Overall, the commission reported that since its inception in 2009, the $700 million awarded in tax credits has resulted in $5.49 billion in direct spending in the state, including an estimated $1.72 billion in qualified below-the-line wages, however, “Due to the limited availability of tax credits, the program is substantially oversubscribed and cannot meet demand. As a result, California continues to lose overall market share, and has in-effect forfeited certain types of productions.”
This year, the report includes data on projects that applied to the program but were denied due to insufficient availability of tax credits. Of those projects that were subsequently produced, a small minority elected to shoot in California without benefit of the program. Instead, the overwhelming majority of projects denied for California tax credits opted to shoot outside the state in jurisdictions where tax credits are available. From 2010-2014, such runaway projects accounted for nearly $2 billion in production spending outside California.
In terms of big-budget feature films, the commission found that of the 30 tent-pole ($75 million+) films released in 2013, only two were filmed primarily in California.
While scripted television drama series production has grown substantially in recent years, California has lost both production volume and market share. The number of one-hour TV series produced rose 73% overall from 2005 – 2013, yet the number of such shows produced in California hit a record nine-year low in 2013. California’s market share declined from 65% (51 out 79) of all one-hour TV series produced in 2005 to just 28% (39 out of 137) of all shows in 2013.
Since the launch of the program, six TV series have relocated to California from other states. Each year the CFC receives applications from many TV shows seeking to relocate; only those selected to receive a credit have actually moved to California.

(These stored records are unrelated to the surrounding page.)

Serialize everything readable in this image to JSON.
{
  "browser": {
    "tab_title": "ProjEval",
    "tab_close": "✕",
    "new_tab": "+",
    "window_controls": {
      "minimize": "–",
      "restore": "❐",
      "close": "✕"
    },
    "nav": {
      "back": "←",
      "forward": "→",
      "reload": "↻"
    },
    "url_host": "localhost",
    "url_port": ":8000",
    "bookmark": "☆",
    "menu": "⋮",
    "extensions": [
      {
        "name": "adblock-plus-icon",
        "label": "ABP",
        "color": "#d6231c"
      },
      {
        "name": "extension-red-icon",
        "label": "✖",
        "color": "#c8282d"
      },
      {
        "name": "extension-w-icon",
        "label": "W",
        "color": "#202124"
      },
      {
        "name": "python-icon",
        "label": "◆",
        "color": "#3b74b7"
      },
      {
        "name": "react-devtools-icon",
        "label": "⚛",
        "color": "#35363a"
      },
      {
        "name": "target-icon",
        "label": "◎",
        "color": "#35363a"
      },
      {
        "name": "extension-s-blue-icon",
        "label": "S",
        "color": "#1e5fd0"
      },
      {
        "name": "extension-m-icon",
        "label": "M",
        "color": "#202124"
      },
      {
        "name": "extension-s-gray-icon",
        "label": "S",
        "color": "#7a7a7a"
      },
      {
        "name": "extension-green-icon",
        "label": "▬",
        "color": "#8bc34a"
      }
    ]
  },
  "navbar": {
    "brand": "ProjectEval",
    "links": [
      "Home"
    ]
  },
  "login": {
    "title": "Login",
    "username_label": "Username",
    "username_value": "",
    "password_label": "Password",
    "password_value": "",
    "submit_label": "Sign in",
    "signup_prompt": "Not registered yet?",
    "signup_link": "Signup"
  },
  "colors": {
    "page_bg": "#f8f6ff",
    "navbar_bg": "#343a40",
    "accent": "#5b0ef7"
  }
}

The California Film Commission allocates up to $100 million in tax credits every year based on a lottery system. Bill AB 1839 would extend California’s tax incentive program for five years, and open it up to big-budget studio films, network TV shows and shows shot for online OTT distributors like Netflix, Amazon and Hulu.